▶ **WHAT YOU WILL DO**
Type out the listing below exactly. Pictures stay out of it.

▶ **RECORDS**
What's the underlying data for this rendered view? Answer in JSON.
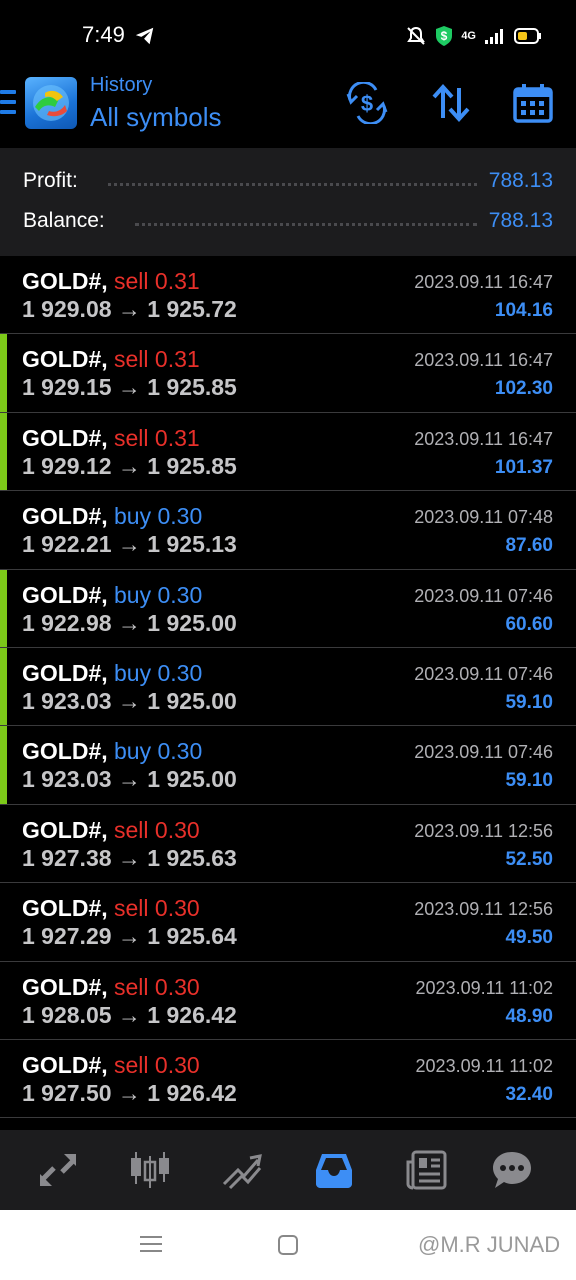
{
  "status_bar": {
    "time": "7:49",
    "network": "4G"
  },
  "header": {
    "title": "History",
    "subtitle": "All symbols",
    "accent_color": "#3d8ef5"
  },
  "summary": {
    "profit_label": "Profit:",
    "profit_value": "788.13",
    "balance_label": "Balance:",
    "balance_value": "788.13"
  },
  "trades": [
    {
      "symbol": "GOLD#,",
      "type": "sell",
      "lots": "0.31",
      "open": "1 929.08",
      "close": "1 925.72",
      "time": "2023.09.11 16:47",
      "profit": "104.16",
      "marked": false
    },
    {
      "symbol": "GOLD#,",
      "type": "sell",
      "lots": "0.31",
      "open": "1 929.15",
      "close": "1 925.85",
      "time": "2023.09.11 16:47",
      "profit": "102.30",
      "marked": true
    },
    {
      "symbol": "GOLD#,",
      "type": "sell",
      "lots": "0.31",
      "open": "1 929.12",
      "close": "1 925.85",
      "time": "2023.09.11 16:47",
      "profit": "101.37",
      "marked": true
    },
    {
      "symbol": "GOLD#,",
      "type": "buy",
      "lots": "0.30",
      "open": "1 922.21",
      "close": "1 925.13",
      "time": "2023.09.11 07:48",
      "profit": "87.60",
      "marked": false
    },
    {
      "symbol": "GOLD#,",
      "type": "buy",
      "lots": "0.30",
      "open": "1 922.98",
      "close": "1 925.00",
      "time": "2023.09.11 07:46",
      "profit": "60.60",
      "marked": true
    },
    {
      "symbol": "GOLD#,",
      "type": "buy",
      "lots": "0.30",
      "open": "1 923.03",
      "close": "1 925.00",
      "time": "2023.09.11 07:46",
      "profit": "59.10",
      "marked": true
    },
    {
      "symbol": "GOLD#,",
      "type": "buy",
      "lots": "0.30",
      "open": "1 923.03",
      "close": "1 925.00",
      "time": "2023.09.11 07:46",
      "profit": "59.10",
      "marked": true
    },
    {
      "symbol": "GOLD#,",
      "type": "sell",
      "lots": "0.30",
      "open": "1 927.38",
      "close": "1 925.63",
      "time": "2023.09.11 12:56",
      "profit": "52.50",
      "marked": false
    },
    {
      "symbol": "GOLD#,",
      "type": "sell",
      "lots": "0.30",
      "open": "1 927.29",
      "close": "1 925.64",
      "time": "2023.09.11 12:56",
      "profit": "49.50",
      "marked": false
    },
    {
      "symbol": "GOLD#,",
      "type": "sell",
      "lots": "0.30",
      "open": "1 928.05",
      "close": "1 926.42",
      "time": "2023.09.11 11:02",
      "profit": "48.90",
      "marked": false
    },
    {
      "symbol": "GOLD#,",
      "type": "sell",
      "lots": "0.30",
      "open": "1 927.50",
      "close": "1 926.42",
      "time": "2023.09.11 11:02",
      "profit": "32.40",
      "marked": false
    }
  ],
  "arrow": "→",
  "bottom_nav": {
    "items": [
      "trade-icon",
      "chart-candles-icon",
      "quotes-trend-icon",
      "history-inbox-icon",
      "news-icon",
      "chat-icon"
    ],
    "active": "history-inbox-icon"
  },
  "watermark": "@M.R JUNAD"
}
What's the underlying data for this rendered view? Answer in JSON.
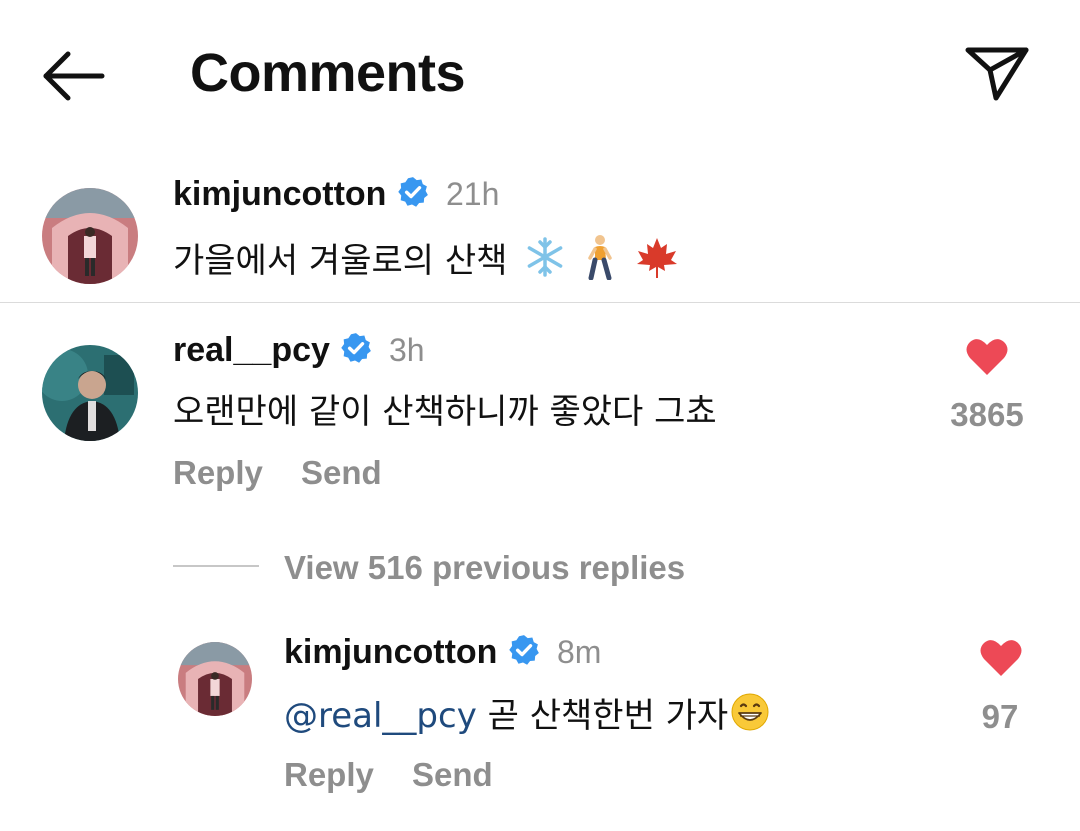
{
  "header": {
    "title": "Comments"
  },
  "caption": {
    "username": "kimjuncotton",
    "timestamp": "21h",
    "text": "가을에서 겨울로의 산책",
    "emojis": [
      "snowflake-icon",
      "walking-person-icon",
      "maple-leaf-icon"
    ]
  },
  "comments": [
    {
      "username": "real__pcy",
      "timestamp": "3h",
      "text": "오랜만에 같이 산책하니까 좋았다 그쵸",
      "likes": "3865",
      "reply_label": "Reply",
      "send_label": "Send"
    }
  ],
  "view_replies": {
    "label": "View 516 previous replies"
  },
  "reply": {
    "username": "kimjuncotton",
    "timestamp": "8m",
    "mention": "@real__pcy",
    "text": " 곧 산책한번 가자",
    "emoji": "grinning-face-icon",
    "likes": "97",
    "reply_label": "Reply",
    "send_label": "Send"
  },
  "colors": {
    "heart": "#ed4956",
    "verified": "#3897f0",
    "mention": "#1f4a7d",
    "muted": "#8e8e8e"
  }
}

▶ **ANSWER TO THIS PROBLEM**
What's the underlying data for this rendered view? Answer in JSON.
{
  "status_bar": {
    "time": "7:49",
    "network": "4G"
  },
  "header": {
    "title": "History",
    "subtitle": "All symbols",
    "accent_color": "#3d8ef5"
  },
  "summary": {
    "profit_label": "Profit:",
    "profit_value": "788.13",
    "balance_label": "Balance:",
    "balance_value": "788.13"
  },
  "trades": [
    {
      "symbol": "GOLD#,",
      "type": "sell",
      "lots": "0.31",
      "open": "1 929.08",
      "close": "1 925.72",
      "time": "2023.09.11 16:47",
      "profit": "104.16",
      "marked": false
    },
    {
      "symbol": "GOLD#,",
      "type": "sell",
      "lots": "0.31",
      "open": "1 929.15",
      "close": "1 925.85",
      "time": "2023.09.11 16:47",
      "profit": "102.30",
      "marked": true
    },
    {
      "symbol": "GOLD#,",
      "type": "sell",
      "lots": "0.31",
      "open": "1 929.12",
      "close": "1 925.85",
      "time": "2023.09.11 16:47",
      "profit": "101.37",
      "marked": true
    },
    {
      "symbol": "GOLD#,",
      "type": "buy",
      "lots": "0.30",
      "open": "1 922.21",
      "close": "1 925.13",
      "time": "2023.09.11 07:48",
      "profit": "87.60",
      "marked": false
    },
    {
      "symbol": "GOLD#,",
      "type": "buy",
      "lots": "0.30",
      "open": "1 922.98",
      "close": "1 925.00",
      "time": "2023.09.11 07:46",
      "profit": "60.60",
      "marked": true
    },
    {
      "symbol": "GOLD#,",
      "type": "buy",
      "lots": "0.30",
      "open": "1 923.03",
      "close": "1 925.00",
      "time": "2023.09.11 07:46",
      "profit": "59.10",
      "marked": true
    },
    {
      "symbol": "GOLD#,",
      "type": "buy",
      "lots": "0.30",
      "open": "1 923.03",
      "close": "1 925.00",
      "time": "2023.09.11 07:46",
      "profit": "59.10",
      "marked": true
    },
    {
      "symbol": "GOLD#,",
      "type": "sell",
      "lots": "0.30",
      "open": "1 927.38",
      "close": "1 925.63",
      "time": "2023.09.11 12:56",
      "profit": "52.50",
      "marked": false
    },
    {
      "symbol": "GOLD#,",
      "type": "sell",
      "lots": "0.30",
      "open": "1 927.29",
      "close": "1 925.64",
      "time": "2023.09.11 12:56",
      "profit": "49.50",
      "marked": false
    },
    {
      "symbol": "GOLD#,",
      "type": "sell",
      "lots": "0.30",
      "open": "1 928.05",
      "close": "1 926.42",
      "time": "2023.09.11 11:02",
      "profit": "48.90",
      "marked": false
    },
    {
      "symbol": "GOLD#,",
      "type": "sell",
      "lots": "0.30",
      "open": "1 927.50",
      "close": "1 926.42",
      "time": "2023.09.11 11:02",
      "profit": "32.40",
      "marked": false
    }
  ],
  "arrow": "→",
  "bottom_nav": {
    "items": [
      "trade-icon",
      "chart-candles-icon",
      "quotes-trend-icon",
      "history-inbox-icon",
      "news-icon",
      "chat-icon"
    ],
    "active": "history-inbox-icon"
  },
  "watermark": "@M.R JUNAD"
}
What's the underlying data for this rendered view? Answer in JSON.
{
  "header": {
    "title": "Comments"
  },
  "caption": {
    "username": "kimjuncotton",
    "timestamp": "21h",
    "text": "가을에서 겨울로의 산책",
    "emojis": [
      "snowflake-icon",
      "walking-person-icon",
      "maple-leaf-icon"
    ]
  },
  "comments": [
    {
      "username": "real__pcy",
      "timestamp": "3h",
      "text": "오랜만에 같이 산책하니까 좋았다 그쵸",
      "likes": "3865",
      "reply_label": "Reply",
      "send_label": "Send"
    }
  ],
  "view_replies": {
    "label": "View 516 previous replies"
  },
  "reply": {
    "username": "kimjuncotton",
    "timestamp": "8m",
    "mention": "@real__pcy",
    "text": " 곧 산책한번 가자",
    "emoji": "grinning-face-icon",
    "likes": "97",
    "reply_label": "Reply",
    "send_label": "Send"
  },
  "colors": {
    "heart": "#ed4956",
    "verified": "#3897f0",
    "mention": "#1f4a7d",
    "muted": "#8e8e8e"
  }
}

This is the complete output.